Zion Lutheran’s 20th annual Holiday Cookie Walk is Saturday
By Per Peterson
The annual Zion Lutheran Church Holiday Cookie Walk — labeled by some as Tracy’s social event of the year — undergoes some kind of change, big or small, every year. But it’s not because of a lack of success.
“We’ve refined it through the years,” said Janel Rau, who sits on the event’s planning committee with Barb Olson and Val Hayes. “We try to see what works well — where we put the cashier, where we put the craft items, how we organize the whole basement. I think it gets a little better every year.”
The 2017 version is Saturday — and it’s the 20th anniversary of the first one. Doors open at 9:15 a.m. Attendees can register for door prizes upstairs, at which time they will receive a number — “just like the old-fashioned lutefisk suppers where you sat upstairs and got a number, and when they called your number you could go down to eat,” said Olson. “When you get your number, you can go down and do your shopping. Otherwise it can get so congested.”
The take-a-number process has been going on for a number of years and has worked well enough to leave it alone.
“We call 10 numbers at a time,” Olson said. “While people are waiting upstairs we have Christmas music playing on a CD, and the pastor goes around and visits with people.”
Attendees can take as much time as they’d like shopping until their buckets are full. And speaking of those buckets, they cost $12, but if you bring in one from a previous year, there’s only a $10 charge to feed your sweet tooth.
“You can’t bring your own,” Rau said.
“It’s a red bucket that we special order,” said Hayes. “It has to be one of ours that they have already purchased.”
Another unique aspect of Zion Lutheran’s cookie walk is that shoppers can pick and choose what they want to put in their bucket — they aren’t stuck with treats they don’t like that are bagged with ones they do.
Cookies with nuts in them are marked as such.
“If you want 10 of this and one of that, you can have that,” Rau said.
“In some places, they have them already in Ziploc bags,” Olson said. “It’s really kind of nice to pick and choose.”
“If you have a favorite you can help yourself,” Rau said.
A bulk of the proceeds from the annual event goes to the local food shelf. The church also gives money to the Tracy Area High School After Prom party, to church needs, missions and to the church seminary, Bethel Lutheran in Mankato. Last year, the event raised about $3,000. The cookie walk is the church’s only fundraiser of the year.
The event started in 1997 when Faith Lutheran Church closed, Olson said. It initially was held at the Senior Center on a Thursday night while the downtown stores were open. In 2001, the cookie walk was moved to Zion Lutheran.
Anywhere between 800 dozen to 1,000 dozen goodies are made and brought to the cookie walk.

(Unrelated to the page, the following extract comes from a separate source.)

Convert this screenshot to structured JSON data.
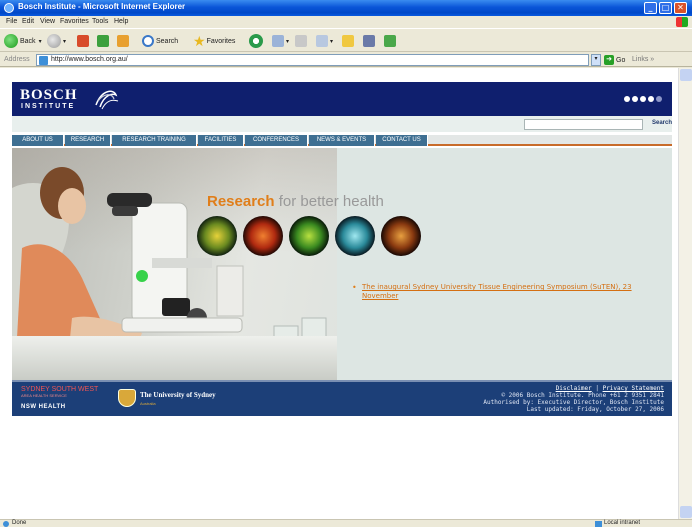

“Most everyone takes part,” Olson said. “Last year, almost 100 percent of our members brought something, whether it’s cookies, or baked goods, or a craft item.”
Since the cookie walk comes in December, weather can always potentially play a negative role. However, for the most part, weather has not been a detriment.
“We’ve been really blessed,” Hayes said. “One of the first years we did it, it snowed, and it was a blizzard. We only had about 500 dozen (cookies), but people lined up for it.”
“We’ve never used a snow date,” Rau said. “Knock on wood.”
“God’s watching out for us the whole time,” said Olson, who has made peanut brittle and anise for Saturday and, like her cohorts, have been practically living in their kitchen this week. The trio says it’s important to make the cookies as close to the event as possible to ensure freshness.
“It’s a lot of work, but it’s fun,” Hayes said. “This week has been really busy because you want everything fresh — you don’t want to be baking months in advance.”
This week has also been spent decorating the church for the big event.
“We should just about bring sleeping bags to the church,” Olson quipped.
Hayes said church members can deliver their treats to the church starting today (Wednesday).
The cookie walk runs from 10 a.m. to 12:30 p.m., but it typically ends long before 12:30 p.m.
“We sell out of the majority of them by 10:45 to 11,” said Hayes.